Assignment
Check every line of the material below, and show those that contain "header".
::::
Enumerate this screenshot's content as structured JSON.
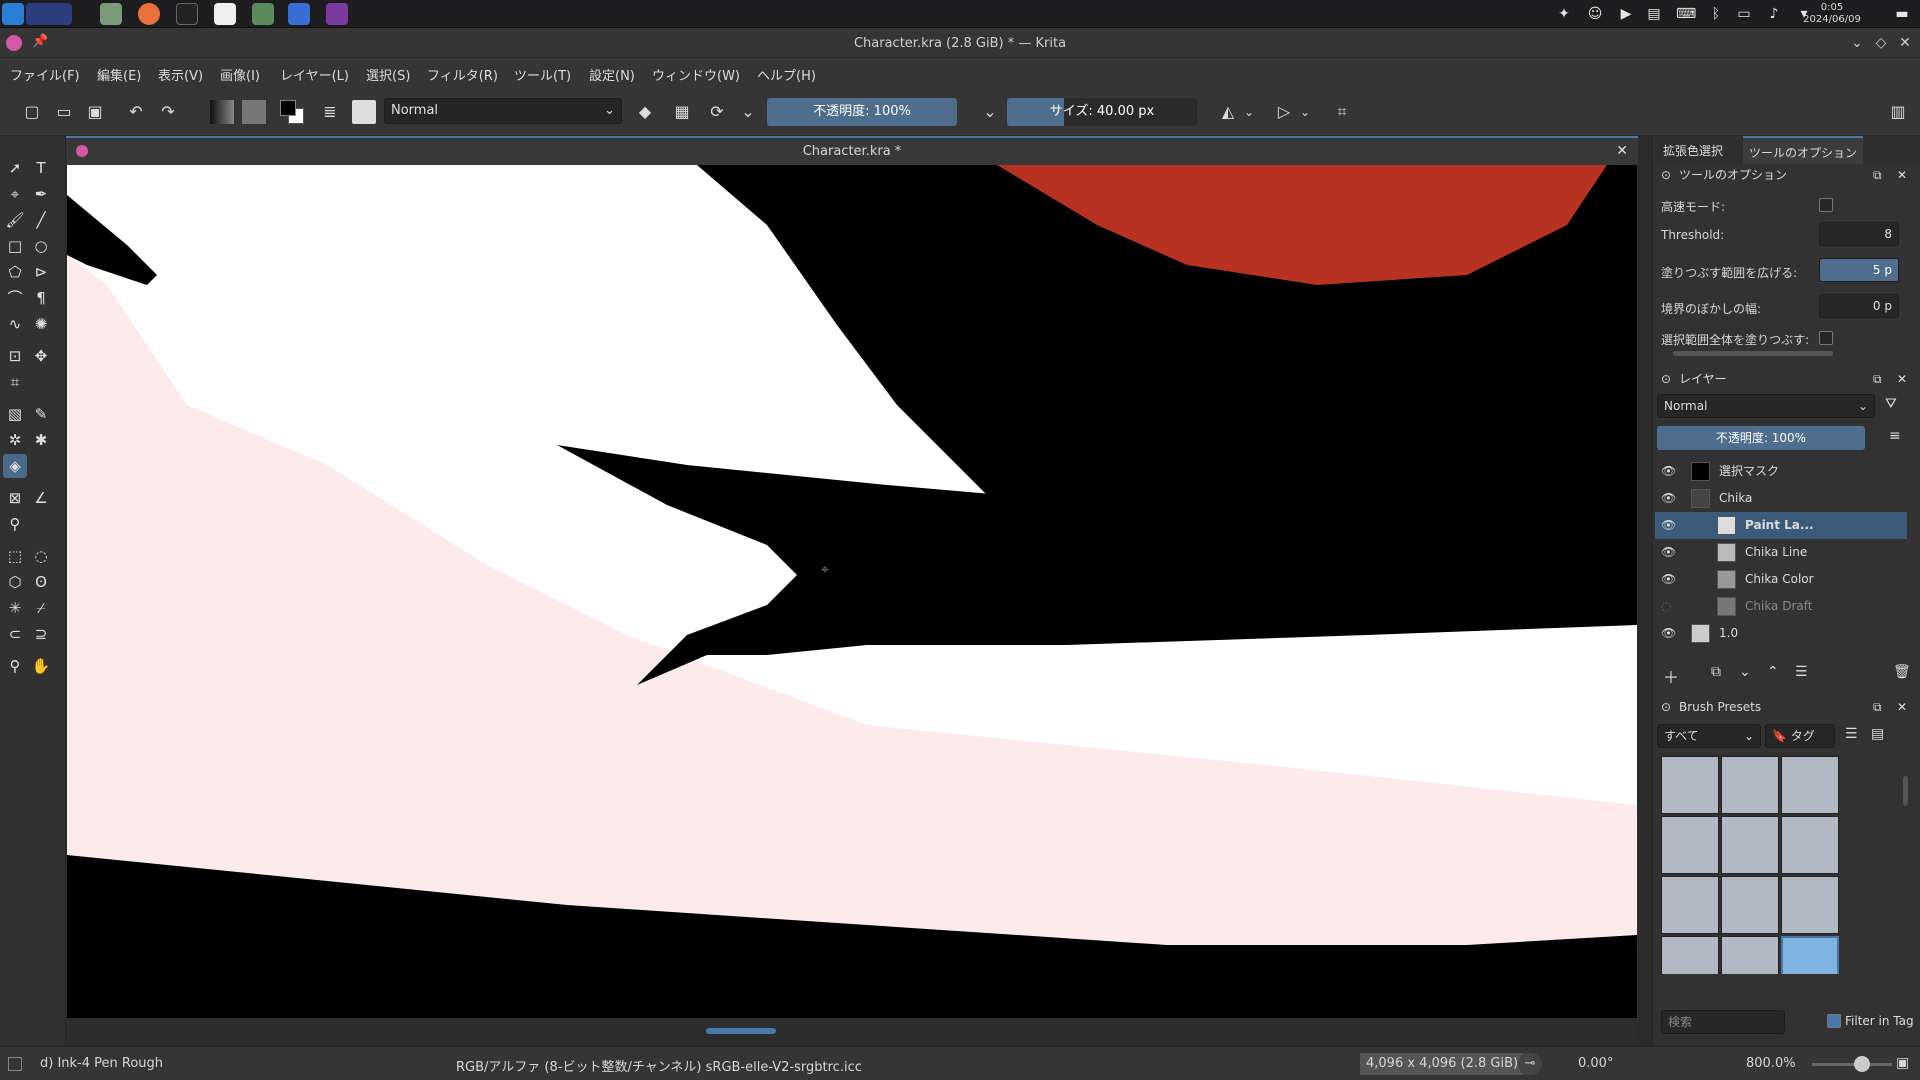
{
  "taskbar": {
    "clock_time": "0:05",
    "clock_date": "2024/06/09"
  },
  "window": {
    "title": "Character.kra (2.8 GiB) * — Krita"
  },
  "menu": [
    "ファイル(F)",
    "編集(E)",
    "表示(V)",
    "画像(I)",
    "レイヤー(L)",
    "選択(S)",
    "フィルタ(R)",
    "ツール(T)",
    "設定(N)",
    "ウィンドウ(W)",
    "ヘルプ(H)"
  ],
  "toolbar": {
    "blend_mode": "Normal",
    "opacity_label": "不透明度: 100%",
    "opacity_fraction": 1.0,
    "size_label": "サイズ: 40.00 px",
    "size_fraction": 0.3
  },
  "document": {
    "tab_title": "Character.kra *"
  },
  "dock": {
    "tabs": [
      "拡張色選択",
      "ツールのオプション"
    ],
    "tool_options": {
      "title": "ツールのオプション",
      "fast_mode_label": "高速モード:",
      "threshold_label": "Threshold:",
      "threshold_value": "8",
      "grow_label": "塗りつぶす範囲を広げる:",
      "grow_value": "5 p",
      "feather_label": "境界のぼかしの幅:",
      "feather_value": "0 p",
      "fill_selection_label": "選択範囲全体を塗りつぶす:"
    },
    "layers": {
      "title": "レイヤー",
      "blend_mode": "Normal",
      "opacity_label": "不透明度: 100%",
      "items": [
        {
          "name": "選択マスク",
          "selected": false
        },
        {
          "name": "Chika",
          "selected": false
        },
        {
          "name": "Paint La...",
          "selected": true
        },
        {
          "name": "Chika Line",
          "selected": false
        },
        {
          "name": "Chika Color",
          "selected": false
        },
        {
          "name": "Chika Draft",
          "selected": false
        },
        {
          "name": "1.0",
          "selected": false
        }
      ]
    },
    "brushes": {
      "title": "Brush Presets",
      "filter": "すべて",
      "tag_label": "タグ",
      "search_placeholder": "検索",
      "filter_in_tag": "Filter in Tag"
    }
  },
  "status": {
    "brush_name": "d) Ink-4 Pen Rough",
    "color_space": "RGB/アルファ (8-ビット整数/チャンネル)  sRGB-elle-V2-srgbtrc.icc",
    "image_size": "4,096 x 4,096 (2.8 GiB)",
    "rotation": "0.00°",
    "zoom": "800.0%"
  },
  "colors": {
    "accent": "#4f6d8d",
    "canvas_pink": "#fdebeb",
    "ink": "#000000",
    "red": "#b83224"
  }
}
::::
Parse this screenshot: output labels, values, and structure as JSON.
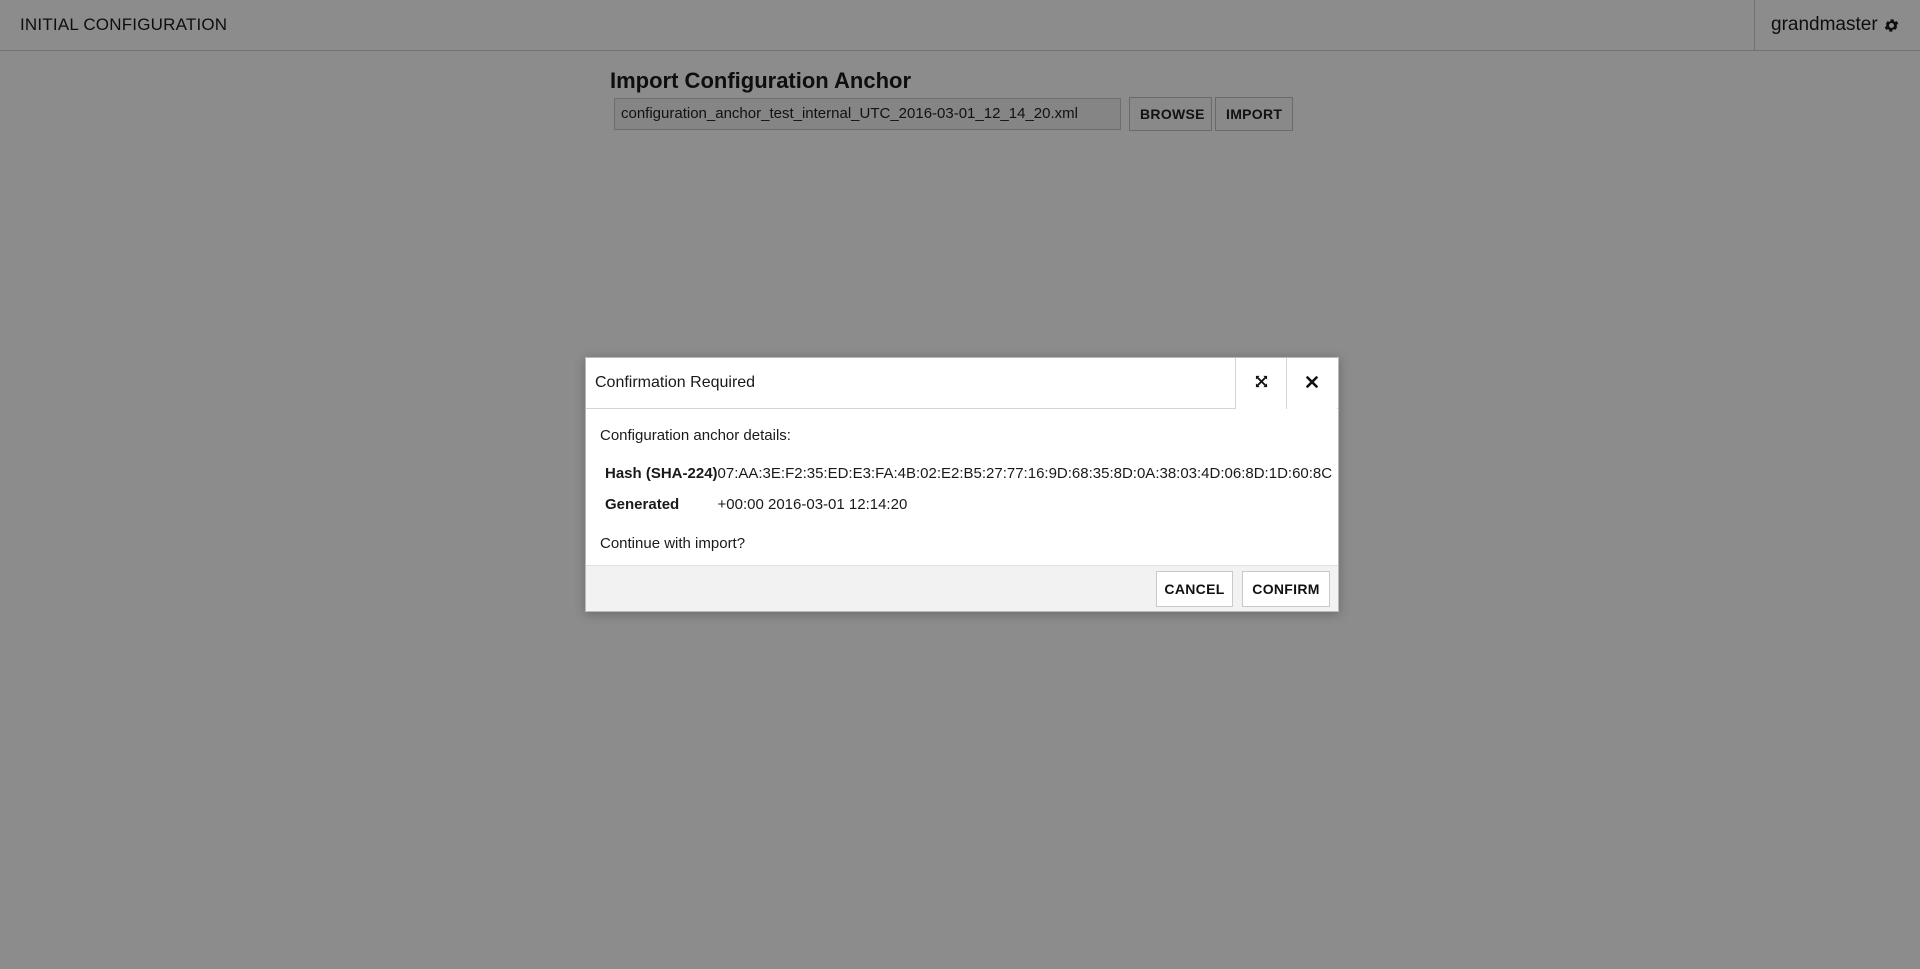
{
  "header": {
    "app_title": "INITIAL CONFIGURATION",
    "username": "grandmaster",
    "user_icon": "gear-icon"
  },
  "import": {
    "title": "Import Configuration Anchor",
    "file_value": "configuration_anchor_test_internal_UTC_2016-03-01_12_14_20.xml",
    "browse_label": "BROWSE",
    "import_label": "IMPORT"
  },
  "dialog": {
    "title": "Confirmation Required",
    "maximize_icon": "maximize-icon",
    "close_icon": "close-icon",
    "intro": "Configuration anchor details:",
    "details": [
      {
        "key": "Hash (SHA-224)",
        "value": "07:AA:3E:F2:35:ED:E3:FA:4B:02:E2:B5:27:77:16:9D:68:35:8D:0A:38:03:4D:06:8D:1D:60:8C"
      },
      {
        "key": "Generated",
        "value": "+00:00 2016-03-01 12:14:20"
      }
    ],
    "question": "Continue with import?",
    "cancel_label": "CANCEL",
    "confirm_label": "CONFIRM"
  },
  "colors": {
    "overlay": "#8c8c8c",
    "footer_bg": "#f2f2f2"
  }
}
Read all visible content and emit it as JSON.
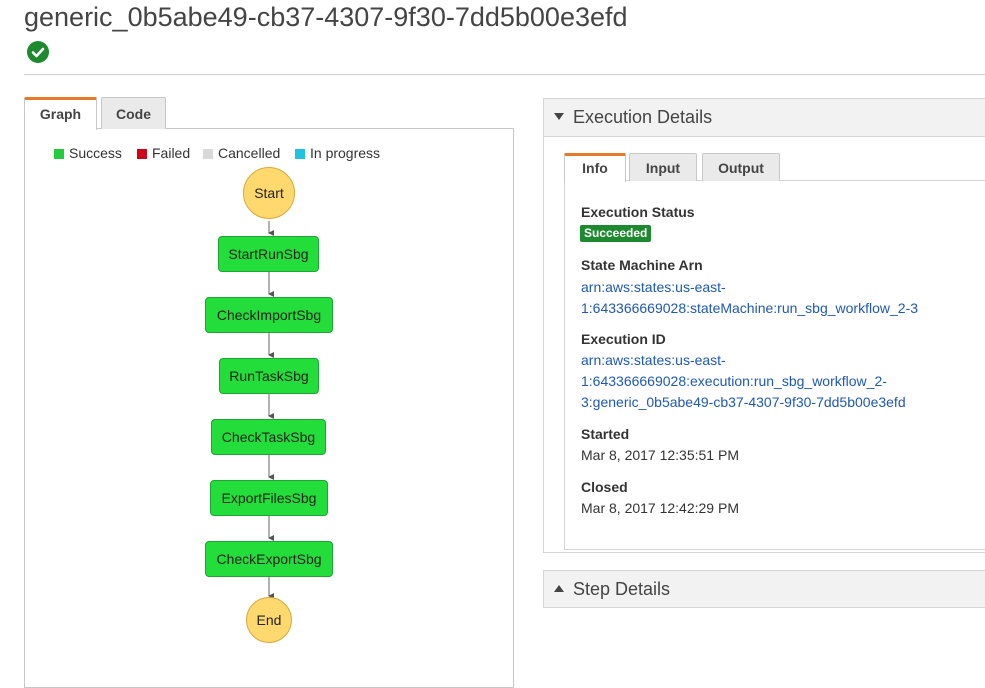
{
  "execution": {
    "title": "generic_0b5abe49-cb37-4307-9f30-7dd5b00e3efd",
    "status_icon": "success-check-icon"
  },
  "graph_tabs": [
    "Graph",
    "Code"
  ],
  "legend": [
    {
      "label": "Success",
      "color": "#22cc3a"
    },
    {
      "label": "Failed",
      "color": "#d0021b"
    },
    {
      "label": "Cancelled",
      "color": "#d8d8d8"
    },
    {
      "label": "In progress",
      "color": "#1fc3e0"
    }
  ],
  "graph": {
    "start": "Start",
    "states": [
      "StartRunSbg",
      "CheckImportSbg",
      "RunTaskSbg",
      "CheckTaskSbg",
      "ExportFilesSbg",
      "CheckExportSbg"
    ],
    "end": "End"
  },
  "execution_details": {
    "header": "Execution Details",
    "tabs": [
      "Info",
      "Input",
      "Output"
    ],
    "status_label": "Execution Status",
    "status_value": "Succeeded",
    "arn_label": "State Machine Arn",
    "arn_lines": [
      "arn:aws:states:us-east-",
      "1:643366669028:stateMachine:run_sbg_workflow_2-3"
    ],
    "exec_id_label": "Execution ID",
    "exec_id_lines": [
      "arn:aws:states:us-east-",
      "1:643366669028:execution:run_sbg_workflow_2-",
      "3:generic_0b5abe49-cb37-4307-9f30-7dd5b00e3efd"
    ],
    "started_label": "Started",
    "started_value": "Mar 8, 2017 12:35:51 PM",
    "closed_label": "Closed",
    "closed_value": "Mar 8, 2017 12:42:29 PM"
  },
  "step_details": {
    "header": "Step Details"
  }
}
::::
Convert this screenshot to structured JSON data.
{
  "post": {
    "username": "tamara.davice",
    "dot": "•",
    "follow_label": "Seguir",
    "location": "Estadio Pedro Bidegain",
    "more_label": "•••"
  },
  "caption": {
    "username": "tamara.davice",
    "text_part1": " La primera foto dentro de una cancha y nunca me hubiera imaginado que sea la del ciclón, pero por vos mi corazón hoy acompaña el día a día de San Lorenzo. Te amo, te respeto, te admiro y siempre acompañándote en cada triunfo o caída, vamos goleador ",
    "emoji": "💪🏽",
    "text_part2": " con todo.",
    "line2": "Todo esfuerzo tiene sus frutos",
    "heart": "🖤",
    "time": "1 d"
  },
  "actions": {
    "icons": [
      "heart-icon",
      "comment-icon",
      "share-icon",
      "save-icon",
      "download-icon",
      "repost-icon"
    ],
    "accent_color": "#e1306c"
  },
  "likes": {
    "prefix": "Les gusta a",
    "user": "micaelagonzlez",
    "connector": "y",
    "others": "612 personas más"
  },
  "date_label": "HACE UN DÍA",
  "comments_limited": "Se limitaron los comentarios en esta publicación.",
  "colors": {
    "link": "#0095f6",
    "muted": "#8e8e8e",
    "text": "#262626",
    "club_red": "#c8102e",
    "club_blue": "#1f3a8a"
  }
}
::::
Answer to the exercise
  "header": {
    "header": "Execution Details",
    "header": "Step Details"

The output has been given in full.